Titanium: From Formula One into Your Pocket

Shopping Cart

Titanium: From Formula One into Your Pocket

September 26, 2017

A material used in the most demanding environments such as in aircraft components, missiles, and formula one vehicles, Titanium has been around for the last two centuries, but it was only with the Kroll process in the 1930s that Titanium could be extracted in industrial amounts. Over the past decade, it has began to slowly penetrate many luxury markets. Today we discuss the unique properties of Titanium, as well as share some of our favourite Titanium luxury creations.

When you think of Titanium, three terms should come to mind: Strength, Lightness and Exclusivity. With Titanium having a strength of around 1000 MPa, or five times stronger than that of ordinary steels, Grade 5 Titanium has been called upon in the production of formula one frames and engines, due to its unique strength and fracture toughness. However, it is in its lightness that Titanium truly puts most other materials to sleep. About half the weight of steel for the same volume, holding a piece of Titanium is truly an experience in itself. It was the extraordinary lightness and toughness of Titanium that lent itself for use in the Concorde project, the British-French supersonic passenger airliner. It has also been used in the US Airforce SR-71 Blackbird, the world's fastest supersonic plane during the Cold War, with over 85% of the plane's body being made of Titanium.

Despite these incredible properties, Titanium has not found its way into most commercial applications, due to its exclusivity and high price. While materials such as Aluminium are abundant in the Earth's crust, Titanium is far less common, and its ability to react with oxygen means that it cannot be found naturally in its pure form. Rather, it has to be extracted from mineral ores using a series of costly and intricate chemical reactions. As a result, Titanium production is extremely expensive, and can cost over 50 times that of a plain carbon steel.

Richard Mille RM029

Featuring a baseplate and bridges in sandblasted Grade 5 Titanium as well as a rotor in Grade 2 Titanium, the RM029 brought out the best of the material in a luxury watch.

Advent Titanium Edition


Machined out of a solid block of Grade 5 Titanium, the Advent Titanium edition was engineered with a mechanically textured finish that is impossible to be reproduced by hand, and undergoes a series of strength and rigidity tests to ensure perfection.

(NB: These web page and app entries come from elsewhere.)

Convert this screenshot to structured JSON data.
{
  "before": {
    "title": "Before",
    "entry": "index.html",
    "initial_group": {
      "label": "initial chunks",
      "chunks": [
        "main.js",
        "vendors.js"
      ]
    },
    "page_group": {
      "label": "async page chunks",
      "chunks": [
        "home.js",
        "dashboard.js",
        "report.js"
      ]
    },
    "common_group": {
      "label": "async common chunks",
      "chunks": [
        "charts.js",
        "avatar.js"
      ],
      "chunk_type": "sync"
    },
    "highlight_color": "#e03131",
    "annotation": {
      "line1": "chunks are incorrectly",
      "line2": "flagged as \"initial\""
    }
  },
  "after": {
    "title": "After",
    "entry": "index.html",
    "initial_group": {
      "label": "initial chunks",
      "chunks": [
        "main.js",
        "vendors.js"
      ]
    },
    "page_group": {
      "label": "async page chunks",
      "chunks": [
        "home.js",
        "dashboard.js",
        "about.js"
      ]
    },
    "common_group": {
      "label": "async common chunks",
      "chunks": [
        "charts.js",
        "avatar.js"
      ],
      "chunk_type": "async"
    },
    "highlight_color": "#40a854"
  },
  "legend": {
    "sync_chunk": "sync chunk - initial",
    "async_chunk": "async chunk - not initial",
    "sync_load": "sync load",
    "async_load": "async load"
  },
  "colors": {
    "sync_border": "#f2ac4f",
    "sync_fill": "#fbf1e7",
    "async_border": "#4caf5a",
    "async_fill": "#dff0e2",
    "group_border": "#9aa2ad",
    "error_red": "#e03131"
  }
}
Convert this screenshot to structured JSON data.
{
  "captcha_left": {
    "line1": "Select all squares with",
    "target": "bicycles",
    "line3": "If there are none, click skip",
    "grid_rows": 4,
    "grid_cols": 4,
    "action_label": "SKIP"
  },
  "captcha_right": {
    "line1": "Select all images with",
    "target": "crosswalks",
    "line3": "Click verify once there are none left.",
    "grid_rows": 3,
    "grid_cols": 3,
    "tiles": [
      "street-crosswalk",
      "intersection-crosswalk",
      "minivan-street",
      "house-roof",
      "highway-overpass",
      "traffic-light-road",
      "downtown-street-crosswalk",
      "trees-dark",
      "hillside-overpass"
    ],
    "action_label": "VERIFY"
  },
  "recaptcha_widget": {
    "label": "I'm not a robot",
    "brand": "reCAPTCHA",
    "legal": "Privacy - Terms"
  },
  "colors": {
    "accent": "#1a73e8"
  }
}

Vulcano Titanium

Costing 2.5million euros, the world's first Titanium car was designed to be the only one of its kind, requiring over 10,000 hours of hand-crafted work.